For a detailed explanation of what’s going on, check out this link where some guy who is my hero spent a lot of time tracking down what the heck was going on:
Hopefully Microsoft will patch this issue out soon, but until then it’s a pretty easy fix.
So I took the plunge and installed Windows 8 on my laptop today. Windows 8 allows you to log into your device using a Microsoft Account (formerly called a Windows Live Account). I had one I created back when outlook.com opened up, so I logged in. Everything was going great.
Then I downloaded a free game app, Jetpack Joyride. As soon as I started it up, Windows 8 announced that it had generated a temporary gamertag for my Microsoft Account.
Ha, I hadn’t even been thinking about Xbox Live. I do have an Xbox Live account of course, but it’s associated with a different Windows Live Account.
I did some research and I can “migrate” my gamertag from one email address to another, so I decided to migrate my ‘real’ Xbox Live Gamer Tag to the Microsoft Account I’m using on Windows 8. But I can’t, because now there’s already a gamertag associated with that account.
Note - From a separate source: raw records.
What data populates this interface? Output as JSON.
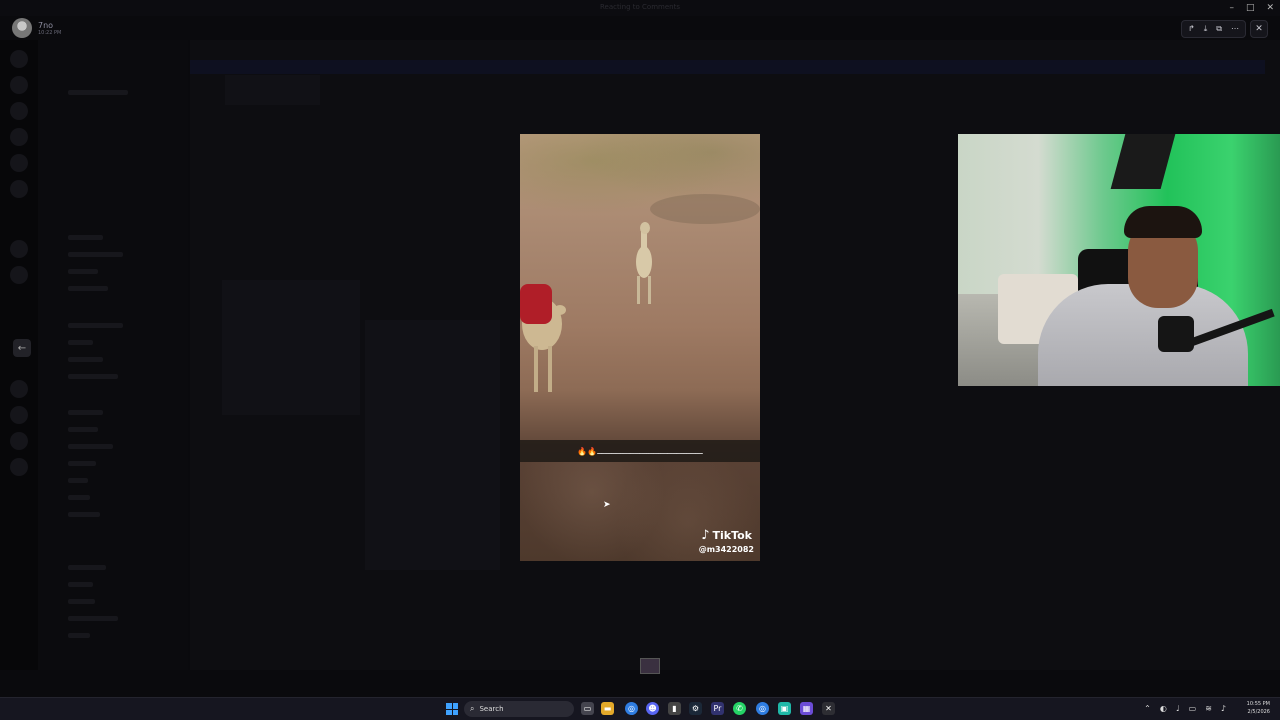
{
  "window": {
    "title": "Reacting to Comments"
  },
  "user": {
    "name": "7no",
    "time": "10:22 PM"
  },
  "viewer_toolbar": {
    "icons": [
      "share-icon",
      "download-icon",
      "open-external-icon",
      "more-icon"
    ],
    "close_icon": "close-icon",
    "back_icon": "arrow-left-icon"
  },
  "window_controls": {
    "minimize": "–",
    "maximize": "□",
    "close": "✕"
  },
  "video": {
    "platform": "TikTok",
    "handle": "@m3422082",
    "subtitle": "🔥🔥ـــــــــــــــــــــــــــــــــــــــــــــ"
  },
  "taskbar": {
    "search_label": "Search",
    "time": "10:55 PM",
    "date": "2/5/2026",
    "accent": "#3fa2ff"
  }
}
So first I have to migrate the gamertag that Windows auto-generated for me off to another Microsoft account. This is an account I’m creating just for this purpose. Dumb right?
But wait! It gets worse. Since my temporary gamertag was just created today, I can’t migrate it for 30 days. You can only move these things once every 30 days.
So basically I have to wait 30 days before I’m willing to buy any gaming apps from the Windows 8 store, because if I do so before then they’ll be associated with this gamertag I’m trying my best to throw away.
I’m generally happy with Windows 8 so far, but MS really blew it with this one detail. I can’t believe they don’t prompt the user before generating a gamertag….
If you only have one Microsoft account this won’t impact you, but I’m sure I’m not the only one that had an old cruddy hotmail account for my Xbox Live account and would rather use a swanky new outlook.com account for my new system.